You know how I enjoy pampering? Well I splurged on treatments at Bellagio. And I do mean splurged. But they were worth it. I had this $190 Watsu therapy where you put on a bathing suit and get in a warm pool with a therapist who moves you around and stretches you and you feel like you back in your mom’s womb. Another called Ashiatsu blew me away. The masseuse hangs from a ceiling bar while she pummels with you’re her very well pedicured feet. It was simply divine baby (also set me back $190 for 70 minutes).

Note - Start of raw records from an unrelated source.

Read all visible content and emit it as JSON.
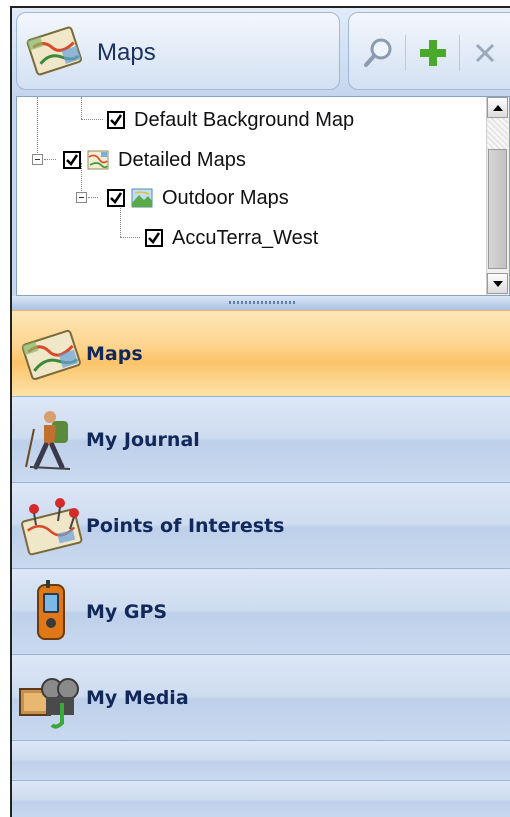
{
  "header": {
    "title": "Maps",
    "icon": "maps-icon",
    "tools": [
      {
        "icon": "search-icon"
      },
      {
        "icon": "add-icon"
      },
      {
        "icon": "close-icon"
      }
    ]
  },
  "tree": {
    "items": [
      {
        "label": "Default Background Map",
        "checked": true,
        "icon": null
      },
      {
        "label": "Detailed Maps",
        "checked": true,
        "icon": "detailed-maps-icon"
      },
      {
        "label": "Outdoor Maps",
        "checked": true,
        "icon": "outdoor-maps-icon"
      },
      {
        "label": "AccuTerra_West",
        "checked": true,
        "icon": null
      }
    ]
  },
  "nav": {
    "items": [
      {
        "label": "Maps",
        "icon": "maps-icon",
        "active": true
      },
      {
        "label": "My Journal",
        "icon": "hiker-icon",
        "active": false
      },
      {
        "label": "Points of Interests",
        "icon": "poi-map-icon",
        "active": false
      },
      {
        "label": "My GPS",
        "icon": "gps-device-icon",
        "active": false
      },
      {
        "label": "My Media",
        "icon": "media-icon",
        "active": false
      }
    ]
  },
  "colors": {
    "active_accent": "#fcc46a",
    "nav_bg": "#c6d7ee",
    "text_dark": "#12285a"
  }
}
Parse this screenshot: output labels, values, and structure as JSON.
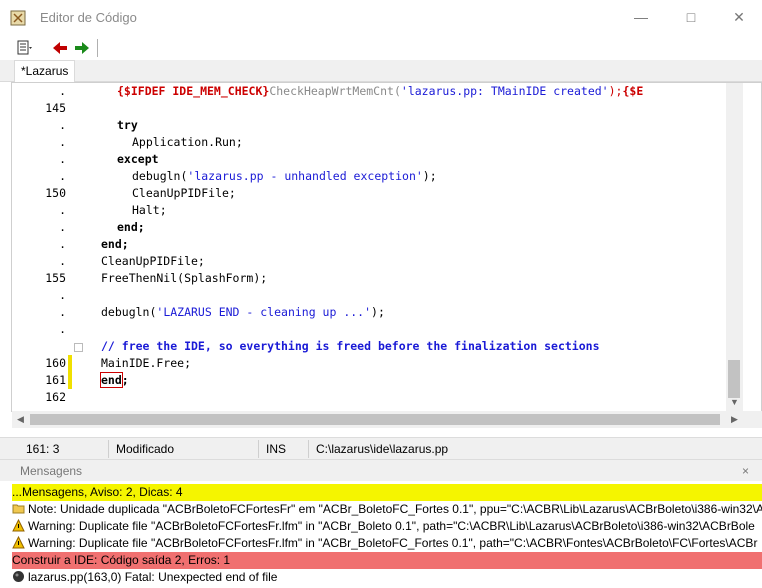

Remember Cristophe, the Beverly Hills hairdresser who made headlines after cutting former President Clinton’s hair for a much-publicized $200, which was expensive back then? Well he now has a trendy salon at MGM Grand where he commands $350 to trim your tresses. However, his protégés charge $110 and up. Still the high stylized salon s going gangbusters. Shows are back on target after a few ho hum years now that Celine and Elton play Caesars Palace, and variations of Cirque du Soleil headline at the MGM/Mirage resorts. Saw Ka—an awesome Cirque production well worth the $125 ticket tab. Not only is the choreography and staging spectacular, it seems physically impossible that the cast can do such things with their bodies. Also took in La Femme at MGM Grand, which was someone docile in comparison, but enjoyable. Saw Rita Rudner at New York-New York, too. She’s warm and funny and likes to include the audience in her bits. Kept zeroing in on this cute guy up front named Tony used his name often. The audience ate it up.
The monorail is back in full force and runs up and down the Strip, you now have to pay a daily fee, about $6 (it may change by the time you read this). But it’s less expensive than taxis, and for some people, less taxing than walking. Although I like strolling the Strip and walking past all the outrageous hotels like New York New York, Paris, Treasure Island, Mirage---- with their lively sidewalk displays.
Caesars Palace Tower Suites are some of the best in town, especially those in the Palace Tower where you ride the elevator down to a foyer that leads to the pool area. So you don’t have to walk through a casino wearing your bathing suit. Harrah’s is buying the hotel. Hope that doesn’t prove a bad thing. It was always such an elitist joint. They are also building another 949-room, $289 million tower that will have some of the largest suites in town from 650 square feet to 2,470 square feet. It’s also going to host a Guy Savoy restaurant. Oh I forgot you’re not the foodie I am. Chef Savoy only runs an acclaimed Michelin three star restaurant in Paris.
The new 51 Sklylofts at MGM Grand are out of the box outrageous. A friend of mine works for the hotel and have me a tour. While available to the public, it’s obvious that the 6,000 square foot loft with a $10,000 nightly price tag was designed for high rollers. I mean it’s got three bedrooms, Anichini and Fili D’Oro linens, whirlpool infinity tubs, steam rooms, an “Immersion Chamber” with waterfalls, HDTV and other high tech enhancements. The one-bedroom units go for $800 a night, but are way beyond my budget.
Well I’ve only touched on the surface. There’s much more going on in this neon-lighted gaming capital. But to truly enjoy it, you’ll need to go armed with lots of bucks. I guess it isn’t called “Lost Wages” for nothing.